University Of Otago A possibly unique means to avoid bowel cancer has been unlocked in the following tidbit. Investigators from the University of Otago suggest that drinking school milk every day significantly declines threat of bowel cancer in later life. The study findings may help reduce the very high rates of bowel cancer in New Zealand.

Calcium provided by the free milk-in-schools programme from 1937 to 1967 in New Zealand possibly decreased risk of bowel cancer for people born between 1938 and 1953. Investigations have asserted that calcium consumption reduces the threat of developing bowel cancer. Factors in childhood apparently have an impact on the chances of being diagnosed with bowel cancer and overall health.

In order to conduct the study, Associate Professor Brian Cox and colleagues gathered data from newly diagnosed bowel cancer patients and people of a similar age without the disease. Responses about drinking milk when at school supposedly corresponded to the historical reports of participation. Volunteers drinking school milk regularly presumably had a 30 percent lower threat of bowel cancer. The reduction in risk appeared greatest among those consuming 1200 or more than half-pint bottles of milk while at school.

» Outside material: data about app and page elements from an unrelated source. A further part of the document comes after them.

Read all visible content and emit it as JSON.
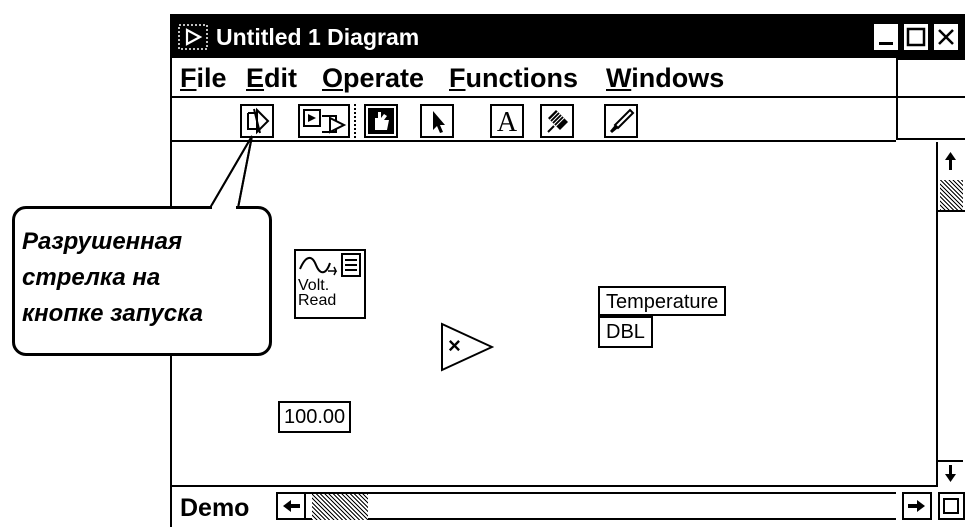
{
  "window": {
    "title": "Untitled 1 Diagram"
  },
  "menu": {
    "items": [
      "File",
      "Edit",
      "Operate",
      "Functions",
      "Windows"
    ]
  },
  "toolbar": {
    "tools": [
      {
        "icon": "broken-run-arrow-icon"
      },
      {
        "icon": "run-continuously-icon"
      },
      {
        "icon": "operate-hand-icon"
      },
      {
        "icon": "pointer-arrow-icon"
      },
      {
        "icon": "text-tool-icon"
      },
      {
        "icon": "wiring-spool-icon"
      },
      {
        "icon": "color-brush-icon"
      }
    ]
  },
  "diagram": {
    "volt_read_label_line1": "Volt.",
    "volt_read_label_line2": "Read",
    "temperature_label": "Temperature",
    "dbl_label": "DBL",
    "multiply_symbol": "×",
    "constant_value": "100.00"
  },
  "callout": {
    "line1": "Разрушенная",
    "line2": "стрелка на",
    "line3": "кнопке запуска"
  },
  "bottom": {
    "label": "Demo"
  }
}
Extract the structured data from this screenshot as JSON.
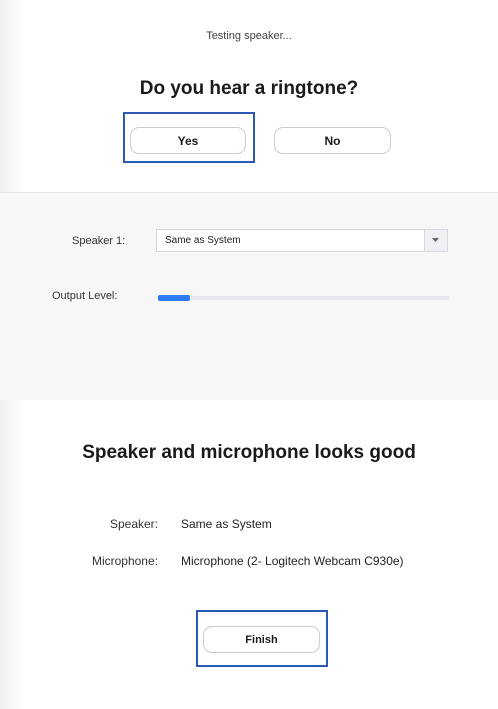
{
  "speaker_test": {
    "status": "Testing speaker...",
    "question": "Do you hear a ringtone?",
    "yes_label": "Yes",
    "no_label": "No"
  },
  "speaker_settings": {
    "speaker_label": "Speaker 1:",
    "speaker_selected": "Same as System",
    "output_level_label": "Output Level:",
    "output_level_fraction": 0.11
  },
  "result": {
    "title": "Speaker and microphone looks good",
    "speaker_key": "Speaker:",
    "speaker_value": "Same as System",
    "microphone_key": "Microphone:",
    "microphone_value": "Microphone (2- Logitech Webcam C930e)",
    "finish_label": "Finish"
  },
  "colors": {
    "highlight": "#2a5ab3",
    "level_fill": "#2d7cf0"
  },
  "icons": {
    "dropdown": "chevron-down-icon"
  }
}
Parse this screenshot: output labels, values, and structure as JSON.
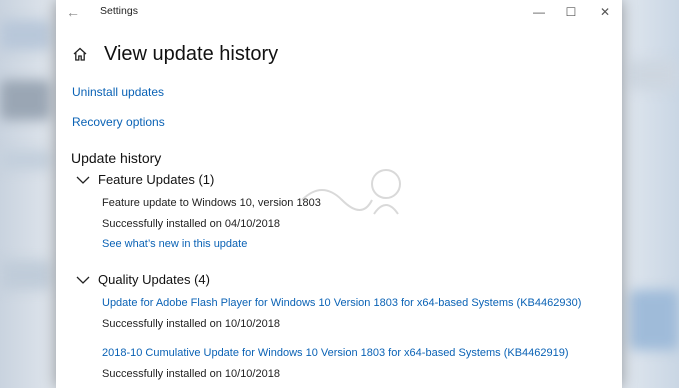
{
  "window": {
    "title": "Settings",
    "back_symbol": "←",
    "minimize_symbol": "—",
    "maximize_symbol": "☐",
    "close_symbol": "✕"
  },
  "page": {
    "title": "View update history",
    "home_icon": "home-icon"
  },
  "links": {
    "uninstall": "Uninstall updates",
    "recovery": "Recovery options"
  },
  "update_history": {
    "title": "Update history",
    "groups": [
      {
        "label": "Feature Updates (1)",
        "items": [
          {
            "name": "Feature update to Windows 10, version 1803",
            "status": "Successfully installed on 04/10/2018",
            "link": "See what’s new in this update"
          }
        ]
      },
      {
        "label": "Quality Updates (4)",
        "items": [
          {
            "name": "Update for Adobe Flash Player for Windows 10 Version 1803 for x64-based Systems (KB4462930)",
            "status": "Successfully installed on 10/10/2018"
          },
          {
            "name": "2018-10 Cumulative Update for Windows 10 Version 1803 for x64-based Systems (KB4462919)",
            "status": "Successfully installed on 10/10/2018"
          }
        ]
      }
    ]
  },
  "colors": {
    "link": "#0a62b5",
    "text": "#222222",
    "window_bg": "#ffffff"
  }
}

The study is published in the American Journal of Epidemiology School Milk and Risk of Colorectal Cancer: A National Case-Control Study.